Thank you for your consideration.
New Britain Withdraws Proposal as WPC and CEQ Submit Critical Reports
The Tilcon proposal to expand into Class I and Class II watershed lands in exchange for money, the promise of a new reservoir 40 years from now, and less valuable acreage appears to be dead. At least for now..
On Aug. 22, 2018, Mayor Erin Stewart submitted a letter to the Water Planning Council (W.P.C.) withdrawing the city's proposal in light of significant public opposition and the need for further review "before any such project could move forward". On Aug. 24th the W.P.C. in turn forwarded to the CT. General Assembly its review of the environmental study. It found serious flaws in the argument that this proposal would be beneficial to New Britain's water supply....and in addition found that the risks posed to the environment by the project were significant. (See the WPC letter below).
This is the second time in which Tilcon and the City of New Britain have attempted to skirt the process of obtaining a permit from the D.P.H. to impact Class I and II watersheds. Knowing that such an application was unlikely to be approved, they instead turned to the legislature to bypass environmental regulations- and nearly succeeded in doing so. The Mayor's letter leaves open an implicit suggestion that a resurrection of the deal is a possibility, and the citizens of CT will need to remain vigilant .
It was largely with the activism of Atty Paul Zagorsky and other members of Protect Our Watersheds CT that this round was won.
Despite- or due to-legislative inaction, Governor Malloy today (June 14th) issued an Executive Order for state agencies to begin implementing the State Water Plan as originally drafted. The order also directed the Water Planning Council to re-submit the plan- in its original draft form- to the legislature by Dec 1st.

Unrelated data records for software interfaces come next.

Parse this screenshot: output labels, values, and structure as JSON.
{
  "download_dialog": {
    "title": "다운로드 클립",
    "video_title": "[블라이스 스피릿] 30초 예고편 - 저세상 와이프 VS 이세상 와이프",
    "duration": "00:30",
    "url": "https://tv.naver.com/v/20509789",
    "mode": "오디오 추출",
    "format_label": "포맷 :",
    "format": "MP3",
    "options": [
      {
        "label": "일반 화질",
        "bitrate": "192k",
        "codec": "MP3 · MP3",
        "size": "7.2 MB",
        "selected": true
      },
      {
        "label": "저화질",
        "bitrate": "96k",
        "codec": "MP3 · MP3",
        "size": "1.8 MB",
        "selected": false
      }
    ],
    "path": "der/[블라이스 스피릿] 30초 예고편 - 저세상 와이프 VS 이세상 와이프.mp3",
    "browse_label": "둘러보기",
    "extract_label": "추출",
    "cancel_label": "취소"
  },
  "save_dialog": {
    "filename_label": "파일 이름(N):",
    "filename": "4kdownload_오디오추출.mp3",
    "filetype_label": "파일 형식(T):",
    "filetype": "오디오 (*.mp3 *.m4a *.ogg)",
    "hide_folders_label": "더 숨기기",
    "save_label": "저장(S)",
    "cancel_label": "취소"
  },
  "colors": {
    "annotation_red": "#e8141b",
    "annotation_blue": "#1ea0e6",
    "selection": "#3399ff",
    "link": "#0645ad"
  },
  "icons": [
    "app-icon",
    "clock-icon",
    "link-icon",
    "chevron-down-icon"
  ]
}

His order left intact the "water is a public trust" language that was so opposed by a coalition of water utilities, golf associations, and the CT Business and Industry Association.
As the water plan is largely a platform for informed decision-making, much of its work can proceed while awaiting a second round at the legislature. The Water Planning Council will meet on June 15th with "Implementation" leading its agenda.
See the Executive Order at: portal.ct.gov/-/media/D5B15C2FB2134AFAB6E70F56F516B7E7.pdf
Environmental Consequences Found to be Adverse;
Save Our Water CT
Citizen advocates acting to protect and conserve Connecticut's public trust waters.